Energy and Power En gi neering, 2011, 3, 607-615

doi:10.4236/epe.2011.35076 Published Online November 2011 (http://www.SciRP.org/journal/epe)

Copyright © 2011 SciRes. EPE

RANS and LES Modeling of the GE10 Burner

Vladimir L. Zimont1, Vincent Moreu1, Valerio Battaglia1, Roberto Modi2

1CRS4, Science and Technology Park Polaris, Pula, Italy

2GE Oil & Gas Nuovo Pignone, Florence, Italy

E-mail: {zimont, moreau}@crs4.it, roberto.modi@ge.com

Recieved April 28, 2011; revised May 29, 2011; acce p ted June 10, 2011

Abstract

The paper presents 1) the numerical results of RANS (Reynolds Averaging Navier-Stokes) simulations for

two versions of the premixed combustion GE10 burners: the old one with non-premixed and modified one

with swirled premixed pilot flames; and 2) the numerical results of joint RANS/LES (Large Eddy Simula-

tion) modelling of the ONERA model burner and a simplified GE10 combustor. The original joint

RANS/LES approach is based on using the Kolmogorov theory for modelling sub-grid turbulence and com-

bustion intensity and using RANS numerical results for closure the LES model equations. The main conclu-

sion is that developed joint RANS/LES approch is the efficient timesaving tool for simulations both the av-

erage and instantaneous fields of parameters in gas turbine and boiler burners with premixed combustion.

Keywords: Turbulent Premixed Combustion, Gas Turbine Burner, Joint RANS/LES Simulation

1. Introduction

The proposed work is devoted to lean premixed combus-

tion technology, which is nowadays well established

within industrial gas turbine industry in order to reduce

nitric oxides (NOx) emission. The main numerical mod-

eling tool for industrial gas turbine combustion is RANS

codes, which yield averaged fields and integral charac-

teristics of the flow. The main part of this presentation is

devoted to RANS simulations of two variants of the

GE10 gas turbine combustor, which include 1) simula-

tions of the premixed combustion in the chamber; 2)

simulations of the preliminary partial mixing of gas fuel

and air; 3) simulations of the non-premixed pilot flame

(old version GE10); 4) premixed pilot flame (new ver-

sion GE10); and 5) air jets cooling system of the cham-

ber. In conditions of industrial gas turbines, instanttane-

ous combustion takes place in non-laminar (microturbu-

lent) and strongly wrinkled sheets with small-scale

structure, which fundamentally cannot be resolved by

model RANS and LES equations. In the presented simu-

lations, we used our Turbulent Flame Closure (TFC)

model [1-3], where this fundamental problem of model-

ing (“challenge of turbulent combustion”) is resolved in

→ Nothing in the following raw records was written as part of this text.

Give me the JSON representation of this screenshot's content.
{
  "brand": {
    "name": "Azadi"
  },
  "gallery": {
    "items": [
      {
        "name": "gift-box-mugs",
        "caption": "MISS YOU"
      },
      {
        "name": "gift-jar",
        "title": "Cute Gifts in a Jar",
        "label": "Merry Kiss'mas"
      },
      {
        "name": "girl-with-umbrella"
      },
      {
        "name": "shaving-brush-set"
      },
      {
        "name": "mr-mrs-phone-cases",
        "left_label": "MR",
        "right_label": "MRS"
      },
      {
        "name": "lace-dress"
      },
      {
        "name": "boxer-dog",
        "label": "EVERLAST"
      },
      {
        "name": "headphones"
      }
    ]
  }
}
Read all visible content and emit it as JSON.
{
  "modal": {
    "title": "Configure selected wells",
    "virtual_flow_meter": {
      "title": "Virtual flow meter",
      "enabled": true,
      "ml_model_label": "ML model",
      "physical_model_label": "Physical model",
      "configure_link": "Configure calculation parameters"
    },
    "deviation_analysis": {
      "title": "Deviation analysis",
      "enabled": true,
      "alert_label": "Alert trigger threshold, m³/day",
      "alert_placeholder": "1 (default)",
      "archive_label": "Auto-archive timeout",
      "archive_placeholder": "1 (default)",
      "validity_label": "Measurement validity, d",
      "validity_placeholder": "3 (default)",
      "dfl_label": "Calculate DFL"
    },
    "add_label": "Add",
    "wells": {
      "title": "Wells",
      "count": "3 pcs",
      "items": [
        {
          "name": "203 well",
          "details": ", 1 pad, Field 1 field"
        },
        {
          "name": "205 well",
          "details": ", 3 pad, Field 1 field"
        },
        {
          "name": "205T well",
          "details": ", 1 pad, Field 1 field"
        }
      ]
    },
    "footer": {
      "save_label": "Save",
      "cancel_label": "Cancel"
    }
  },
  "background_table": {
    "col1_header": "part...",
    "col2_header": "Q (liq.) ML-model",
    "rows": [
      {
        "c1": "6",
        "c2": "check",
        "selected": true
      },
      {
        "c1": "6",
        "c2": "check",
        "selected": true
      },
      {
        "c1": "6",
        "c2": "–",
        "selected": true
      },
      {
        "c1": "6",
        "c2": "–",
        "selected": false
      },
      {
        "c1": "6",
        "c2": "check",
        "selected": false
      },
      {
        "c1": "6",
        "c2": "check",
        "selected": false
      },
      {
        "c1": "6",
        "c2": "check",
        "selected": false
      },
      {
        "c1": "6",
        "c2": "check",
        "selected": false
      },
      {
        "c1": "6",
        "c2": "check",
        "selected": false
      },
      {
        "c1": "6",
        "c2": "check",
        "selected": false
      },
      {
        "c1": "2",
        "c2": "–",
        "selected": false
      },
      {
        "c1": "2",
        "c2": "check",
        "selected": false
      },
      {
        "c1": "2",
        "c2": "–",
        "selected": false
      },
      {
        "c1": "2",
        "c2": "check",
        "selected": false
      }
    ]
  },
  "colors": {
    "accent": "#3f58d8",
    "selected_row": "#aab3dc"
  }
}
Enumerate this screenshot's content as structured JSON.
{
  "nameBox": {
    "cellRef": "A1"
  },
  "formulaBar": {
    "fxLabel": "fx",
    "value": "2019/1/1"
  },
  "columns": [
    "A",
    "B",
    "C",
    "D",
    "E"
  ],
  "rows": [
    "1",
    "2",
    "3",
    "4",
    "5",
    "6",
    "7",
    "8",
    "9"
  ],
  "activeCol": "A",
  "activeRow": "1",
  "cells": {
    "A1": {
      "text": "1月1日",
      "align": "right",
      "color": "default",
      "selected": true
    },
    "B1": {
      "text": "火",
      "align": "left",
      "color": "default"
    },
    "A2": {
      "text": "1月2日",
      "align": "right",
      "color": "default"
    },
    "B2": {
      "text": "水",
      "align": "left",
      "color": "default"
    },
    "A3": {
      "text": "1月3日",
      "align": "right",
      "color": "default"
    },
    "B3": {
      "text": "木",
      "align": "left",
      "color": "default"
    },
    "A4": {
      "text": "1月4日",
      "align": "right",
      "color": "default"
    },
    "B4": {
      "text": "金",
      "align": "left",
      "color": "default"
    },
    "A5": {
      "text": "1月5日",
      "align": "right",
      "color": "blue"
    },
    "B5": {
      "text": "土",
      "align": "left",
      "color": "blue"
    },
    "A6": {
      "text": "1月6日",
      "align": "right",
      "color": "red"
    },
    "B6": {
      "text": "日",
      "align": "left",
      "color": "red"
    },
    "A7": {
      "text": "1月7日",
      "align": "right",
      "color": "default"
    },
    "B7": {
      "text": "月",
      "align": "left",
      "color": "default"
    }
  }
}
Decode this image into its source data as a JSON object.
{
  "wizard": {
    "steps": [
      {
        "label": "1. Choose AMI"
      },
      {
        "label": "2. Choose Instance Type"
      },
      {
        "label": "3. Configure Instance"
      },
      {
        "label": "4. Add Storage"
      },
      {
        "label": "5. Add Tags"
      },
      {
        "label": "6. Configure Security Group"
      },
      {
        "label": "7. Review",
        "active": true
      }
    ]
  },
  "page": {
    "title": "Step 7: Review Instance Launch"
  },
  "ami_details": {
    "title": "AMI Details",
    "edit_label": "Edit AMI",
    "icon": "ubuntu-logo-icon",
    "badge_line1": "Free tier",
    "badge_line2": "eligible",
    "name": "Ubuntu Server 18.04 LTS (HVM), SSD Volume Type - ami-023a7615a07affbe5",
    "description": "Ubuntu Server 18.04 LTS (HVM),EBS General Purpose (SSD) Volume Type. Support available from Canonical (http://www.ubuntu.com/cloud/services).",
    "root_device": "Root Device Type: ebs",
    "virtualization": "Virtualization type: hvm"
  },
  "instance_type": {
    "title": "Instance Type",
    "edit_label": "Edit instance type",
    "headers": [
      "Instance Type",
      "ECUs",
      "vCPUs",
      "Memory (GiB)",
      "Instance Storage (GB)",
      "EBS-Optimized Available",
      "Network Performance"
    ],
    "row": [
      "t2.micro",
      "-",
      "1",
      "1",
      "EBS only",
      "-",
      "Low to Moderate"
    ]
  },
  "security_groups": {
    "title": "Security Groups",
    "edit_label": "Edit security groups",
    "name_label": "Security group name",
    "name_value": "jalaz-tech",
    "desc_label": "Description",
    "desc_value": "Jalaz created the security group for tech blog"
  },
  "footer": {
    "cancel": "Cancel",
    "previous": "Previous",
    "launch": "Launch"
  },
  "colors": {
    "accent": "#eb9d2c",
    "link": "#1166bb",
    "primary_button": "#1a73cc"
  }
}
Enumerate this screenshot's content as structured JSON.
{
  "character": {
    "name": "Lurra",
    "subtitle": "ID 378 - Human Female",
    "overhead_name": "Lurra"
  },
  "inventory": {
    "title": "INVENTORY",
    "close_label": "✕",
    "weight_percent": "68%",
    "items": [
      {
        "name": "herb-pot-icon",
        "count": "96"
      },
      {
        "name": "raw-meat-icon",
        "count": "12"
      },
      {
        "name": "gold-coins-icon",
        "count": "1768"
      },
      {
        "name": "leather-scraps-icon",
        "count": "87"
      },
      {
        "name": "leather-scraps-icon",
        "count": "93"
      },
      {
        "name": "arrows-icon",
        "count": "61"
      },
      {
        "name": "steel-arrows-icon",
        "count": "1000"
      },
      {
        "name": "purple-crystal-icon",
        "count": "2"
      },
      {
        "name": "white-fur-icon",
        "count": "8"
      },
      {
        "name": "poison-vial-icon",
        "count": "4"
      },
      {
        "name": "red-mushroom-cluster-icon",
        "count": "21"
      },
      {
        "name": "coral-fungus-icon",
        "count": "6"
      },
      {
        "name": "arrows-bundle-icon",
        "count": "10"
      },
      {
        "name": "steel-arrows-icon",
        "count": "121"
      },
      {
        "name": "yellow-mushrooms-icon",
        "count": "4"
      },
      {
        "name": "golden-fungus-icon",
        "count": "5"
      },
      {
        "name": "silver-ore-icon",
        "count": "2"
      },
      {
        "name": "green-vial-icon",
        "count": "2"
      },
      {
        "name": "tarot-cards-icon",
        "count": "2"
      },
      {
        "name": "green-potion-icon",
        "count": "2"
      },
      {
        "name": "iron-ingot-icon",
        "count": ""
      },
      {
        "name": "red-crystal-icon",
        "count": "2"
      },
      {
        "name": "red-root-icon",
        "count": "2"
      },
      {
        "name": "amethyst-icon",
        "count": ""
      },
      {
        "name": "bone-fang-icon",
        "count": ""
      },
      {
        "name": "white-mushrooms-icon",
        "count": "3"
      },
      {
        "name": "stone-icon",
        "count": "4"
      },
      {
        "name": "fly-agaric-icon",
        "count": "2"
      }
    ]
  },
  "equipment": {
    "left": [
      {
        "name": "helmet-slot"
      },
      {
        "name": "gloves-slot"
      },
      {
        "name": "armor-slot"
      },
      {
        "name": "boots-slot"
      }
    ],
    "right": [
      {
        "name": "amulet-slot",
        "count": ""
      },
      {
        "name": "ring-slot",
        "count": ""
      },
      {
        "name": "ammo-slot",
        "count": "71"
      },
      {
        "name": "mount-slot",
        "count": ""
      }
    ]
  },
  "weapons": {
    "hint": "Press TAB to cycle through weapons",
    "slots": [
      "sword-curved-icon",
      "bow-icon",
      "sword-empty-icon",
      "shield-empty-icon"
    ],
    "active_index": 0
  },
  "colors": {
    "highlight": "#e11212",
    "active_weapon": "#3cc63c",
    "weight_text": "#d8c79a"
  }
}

the context of the Kolmogorov hypothesis of statistical

equilibrium of small-scale turbulent structures general-

ized for the case of turbulent combustion. This model

was already used for RANS simulations of the gas tur-

bine combustion and these results where presented in

IGTACE, Florida, 1997 (97-GT-395) published in [4]

and JPGC, 2001 [5]. (This mode l is now implemented in

the commercial codes Fluent and CFX.)

RANS results are important but not sufficient as non-

stationary characteristics of the flow are also important

in gas turbine applications. In academicals works, an

attempt to replace RANS tool by LES one is ongoing.

We think that “LES instead of RANS” in industrial ap-

plication is untimely and we proposed in [6] a joint

RANS/LES approach where the mean fields are simu-

lated by the RANS tool while the corresponding non-

stationary fields are simulated by the LES one using for

modeling some information from the preceding RANS

simulation. The paper [6 ] contains numerical illustrations

of this approach concerning mainly “academic” flames.

We achieved agreement between RANS and LES sub-

problems by using in fact the same combustion models in

both sub-problems. In this paper, we present numerical

results in the context of the joint RANS/LES approach

for gas turbine com b us tors.

We found support to our approach in the invited lec-

ture [7]. In the conclusions, the authors write: “The fu-

ture tools for gas turbine designs will be based on classi-

cal Reynolds Averages codes to predict main flows but

will also rely on Large Eddy Simulation tools coupled to

acoustic codes” (in our example both RANS and LES

sub-problems were stated in incompressible formulation).